With 874,000 followers, one of the President Donald Trump's sons, Eric Trump, has definitely caught the Twitter bug, though maybe not to the same extent his father has. Trump has never been one to hold back his feelings on Twitter, and it looks like his second-born son doesn't exactly mince words when it comes to social media, either. But Eric Trump's tweets also carry with them quite a bit of controversy, which likens him to his father once more in that respect. Though in the past Eric has deleted some tweets that have been contentious, he's left some not-so-OK ones up there as well — and that could have lasting repercussions on his father's presidency as well as how the American public view him.
For example: On Election Day, Eric voted for Donald and decided to show it off. He posted a photo of his ballot with the Trump/Pence bubble filled in, adding the caption: "It is an incredible honor to vote for my father! He will do such a great job for the U.S.A." Many were quick to point out that this was a totally illegal thing to do in New York, so Eric deleted his tweet later that day. Another instance in which Eric deleted an embarrassing tweet occurred in October of 2016. Adding "Finally the truth comes out! #Crooked Hillary" to a fake news story, Eric promoted an article in which a man claims to be a paid Trump protester. Perhaps the ".co" web address would have been a helpful hint, revealing the story's invalid nature.

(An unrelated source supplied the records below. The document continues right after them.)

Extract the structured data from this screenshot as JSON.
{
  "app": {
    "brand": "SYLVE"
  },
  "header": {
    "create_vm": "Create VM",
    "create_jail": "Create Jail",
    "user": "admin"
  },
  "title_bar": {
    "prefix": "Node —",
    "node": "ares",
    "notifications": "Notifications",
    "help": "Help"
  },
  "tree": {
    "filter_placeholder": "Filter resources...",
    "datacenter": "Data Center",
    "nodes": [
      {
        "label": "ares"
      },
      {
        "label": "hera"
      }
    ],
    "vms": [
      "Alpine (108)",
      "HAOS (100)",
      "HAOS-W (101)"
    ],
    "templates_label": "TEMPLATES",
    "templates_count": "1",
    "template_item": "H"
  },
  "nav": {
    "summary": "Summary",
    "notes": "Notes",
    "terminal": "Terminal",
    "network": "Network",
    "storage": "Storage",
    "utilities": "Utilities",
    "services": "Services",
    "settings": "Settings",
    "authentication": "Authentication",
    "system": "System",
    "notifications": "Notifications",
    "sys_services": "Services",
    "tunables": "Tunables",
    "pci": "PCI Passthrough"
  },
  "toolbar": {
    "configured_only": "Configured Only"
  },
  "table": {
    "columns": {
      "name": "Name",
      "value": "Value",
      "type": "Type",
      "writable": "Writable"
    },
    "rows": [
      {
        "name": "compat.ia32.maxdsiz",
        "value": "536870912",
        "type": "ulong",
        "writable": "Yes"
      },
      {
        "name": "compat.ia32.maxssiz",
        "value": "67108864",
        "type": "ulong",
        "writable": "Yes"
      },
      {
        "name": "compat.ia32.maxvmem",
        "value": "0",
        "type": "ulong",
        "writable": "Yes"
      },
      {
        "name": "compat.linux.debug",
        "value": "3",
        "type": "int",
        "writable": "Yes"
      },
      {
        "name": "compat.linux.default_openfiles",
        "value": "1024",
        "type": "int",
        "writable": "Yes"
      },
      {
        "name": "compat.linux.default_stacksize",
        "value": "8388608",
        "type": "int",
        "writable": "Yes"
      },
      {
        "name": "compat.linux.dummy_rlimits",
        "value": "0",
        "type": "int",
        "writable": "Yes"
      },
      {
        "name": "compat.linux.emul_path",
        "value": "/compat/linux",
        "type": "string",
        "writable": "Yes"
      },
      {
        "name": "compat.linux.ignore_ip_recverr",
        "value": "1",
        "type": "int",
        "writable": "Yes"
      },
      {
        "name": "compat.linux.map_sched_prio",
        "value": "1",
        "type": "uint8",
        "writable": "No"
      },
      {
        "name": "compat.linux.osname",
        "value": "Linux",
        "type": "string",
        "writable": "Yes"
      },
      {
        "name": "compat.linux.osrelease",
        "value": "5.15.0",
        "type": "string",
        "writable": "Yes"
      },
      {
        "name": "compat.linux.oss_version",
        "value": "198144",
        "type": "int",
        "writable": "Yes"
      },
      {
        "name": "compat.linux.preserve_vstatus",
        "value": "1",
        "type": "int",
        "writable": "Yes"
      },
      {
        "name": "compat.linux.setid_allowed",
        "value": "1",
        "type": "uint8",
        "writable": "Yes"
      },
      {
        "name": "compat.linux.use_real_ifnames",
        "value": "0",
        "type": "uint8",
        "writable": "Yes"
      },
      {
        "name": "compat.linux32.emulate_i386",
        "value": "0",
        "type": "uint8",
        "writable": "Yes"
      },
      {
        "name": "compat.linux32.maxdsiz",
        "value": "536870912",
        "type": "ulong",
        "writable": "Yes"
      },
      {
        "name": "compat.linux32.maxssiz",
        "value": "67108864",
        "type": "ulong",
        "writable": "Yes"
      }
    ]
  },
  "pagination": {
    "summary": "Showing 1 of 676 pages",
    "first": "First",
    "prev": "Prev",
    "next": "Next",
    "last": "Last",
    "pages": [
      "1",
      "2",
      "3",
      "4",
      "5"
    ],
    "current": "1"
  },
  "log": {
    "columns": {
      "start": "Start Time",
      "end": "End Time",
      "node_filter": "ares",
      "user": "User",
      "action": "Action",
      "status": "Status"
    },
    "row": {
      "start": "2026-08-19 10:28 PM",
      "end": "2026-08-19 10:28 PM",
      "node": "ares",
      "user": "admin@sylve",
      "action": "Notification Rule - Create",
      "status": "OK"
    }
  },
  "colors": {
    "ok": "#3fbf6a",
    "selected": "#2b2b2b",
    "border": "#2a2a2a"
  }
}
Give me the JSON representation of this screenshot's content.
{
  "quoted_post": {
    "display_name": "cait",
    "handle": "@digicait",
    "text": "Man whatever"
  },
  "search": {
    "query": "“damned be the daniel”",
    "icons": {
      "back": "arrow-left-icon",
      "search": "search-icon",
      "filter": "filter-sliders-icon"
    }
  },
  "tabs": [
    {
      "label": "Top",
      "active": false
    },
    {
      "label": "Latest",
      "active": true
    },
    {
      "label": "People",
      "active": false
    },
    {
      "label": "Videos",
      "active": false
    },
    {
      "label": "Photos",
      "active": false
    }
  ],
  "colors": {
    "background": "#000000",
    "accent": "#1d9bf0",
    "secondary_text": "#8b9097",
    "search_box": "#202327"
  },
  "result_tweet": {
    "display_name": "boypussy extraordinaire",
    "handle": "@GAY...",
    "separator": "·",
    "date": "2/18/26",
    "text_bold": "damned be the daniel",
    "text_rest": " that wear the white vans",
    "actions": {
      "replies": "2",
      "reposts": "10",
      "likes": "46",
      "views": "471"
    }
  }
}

Another tweet that probably should have been deleted but wasn't is pictured below. Here, Eric used an old photo to prove an inaccurate point. Overestimating by about 3,000, Eric used a photo of a Dallas rally to illustrate the crowds of "deplorables" attending his father's event. Eric claimed that the rally had occurred in Pensacola, Florida, though the Texas flag on the left of the image quickly subverts this. Eric tweeted again to correct the mistake with an actual photo of the Pensacola crowd, writing: "Hard to keep track these days! #WhatDifferenceDoesItMake #Pensacola #CrookedHillary."
Post-election, Eric continued his anti-Clinton sentiments. As Green Party Candidate Jill Stein raised money for a recount, Forbes contributor Chris Conover wrote a piece criticizing the efforts, claiming that "Jill Stein and Hillary Clinton could have saved the lives of at least 5,000 children had they invested in malaria prevention efforts rather than recounting presidential votes." Eric promoted the article, labeling it "The Sad Truth." For someone who's been given such wealth and privilege, it's hard to fathom how he could criticize others' fiscal habits.
The 33-year-old executive vice president of his family's company and founder of the Eric Trump Foundation is definitely one of his dad's biggest Twitter fans, retweeting him obsessively and defending him at all costs. Eric even advocated for Twitter to Gayle King of CBS This Morning, saying:
What I can tell you is my father’s Twitter is an incredible vehicle for him. I’ve seen firsthand throughout this whole process how dishonest the media has been. I am the biggest proponent of him communicating directly with the people, as opposed to the third parties who want to do anything to undermine him.
It appears that tweeting definitely runs in the family. Despite Eric's own promotion of false information, he seems to believe that Twitter is still an avenue to expose truth against further dishonesty — something his father appears to agree with as well. But with the Right's attack on "fake news," it might serve Eric Trump to think before he tweets, or at least, to look into the messages and information he's sending out to scores of followers who trust and rely on his messages.